Extracted records
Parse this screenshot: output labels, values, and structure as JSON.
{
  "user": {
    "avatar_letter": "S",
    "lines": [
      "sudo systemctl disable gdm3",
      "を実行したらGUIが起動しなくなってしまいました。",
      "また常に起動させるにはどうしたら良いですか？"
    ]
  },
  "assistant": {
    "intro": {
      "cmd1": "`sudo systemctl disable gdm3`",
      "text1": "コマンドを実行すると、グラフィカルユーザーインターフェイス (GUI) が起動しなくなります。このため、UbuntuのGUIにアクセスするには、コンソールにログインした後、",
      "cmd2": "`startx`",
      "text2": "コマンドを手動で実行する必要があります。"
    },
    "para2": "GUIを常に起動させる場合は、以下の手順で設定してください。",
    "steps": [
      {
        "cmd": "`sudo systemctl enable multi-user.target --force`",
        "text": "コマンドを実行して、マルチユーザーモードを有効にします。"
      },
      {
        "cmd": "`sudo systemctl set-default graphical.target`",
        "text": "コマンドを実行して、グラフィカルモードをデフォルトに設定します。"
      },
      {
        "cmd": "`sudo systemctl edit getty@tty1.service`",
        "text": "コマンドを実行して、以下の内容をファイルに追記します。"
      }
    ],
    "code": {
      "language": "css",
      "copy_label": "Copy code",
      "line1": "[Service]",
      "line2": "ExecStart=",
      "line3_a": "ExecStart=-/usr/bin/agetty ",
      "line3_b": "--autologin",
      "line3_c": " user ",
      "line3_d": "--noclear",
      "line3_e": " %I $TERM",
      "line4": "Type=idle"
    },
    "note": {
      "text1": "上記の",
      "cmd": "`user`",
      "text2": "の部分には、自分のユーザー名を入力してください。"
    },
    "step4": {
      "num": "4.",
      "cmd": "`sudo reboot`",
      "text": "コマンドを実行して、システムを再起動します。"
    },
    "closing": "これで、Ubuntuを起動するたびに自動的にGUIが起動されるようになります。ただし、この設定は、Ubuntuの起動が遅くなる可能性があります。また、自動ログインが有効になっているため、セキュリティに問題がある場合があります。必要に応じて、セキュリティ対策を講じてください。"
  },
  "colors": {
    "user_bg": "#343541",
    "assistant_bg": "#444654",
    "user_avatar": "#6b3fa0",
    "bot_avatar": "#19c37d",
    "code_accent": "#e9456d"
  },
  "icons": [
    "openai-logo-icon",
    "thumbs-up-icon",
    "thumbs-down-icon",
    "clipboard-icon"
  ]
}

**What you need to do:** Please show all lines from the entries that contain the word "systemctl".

**Your response:**
      "sudo systemctl disable gdm3",
      "cmd1": "`sudo systemctl disable gdm3`",
        "cmd": "`sudo systemctl enable multi-user.target --force`",
        "cmd": "`sudo systemctl set-default graphical.target`",
        "cmd": "`sudo systemctl edit getty@tty1.service`",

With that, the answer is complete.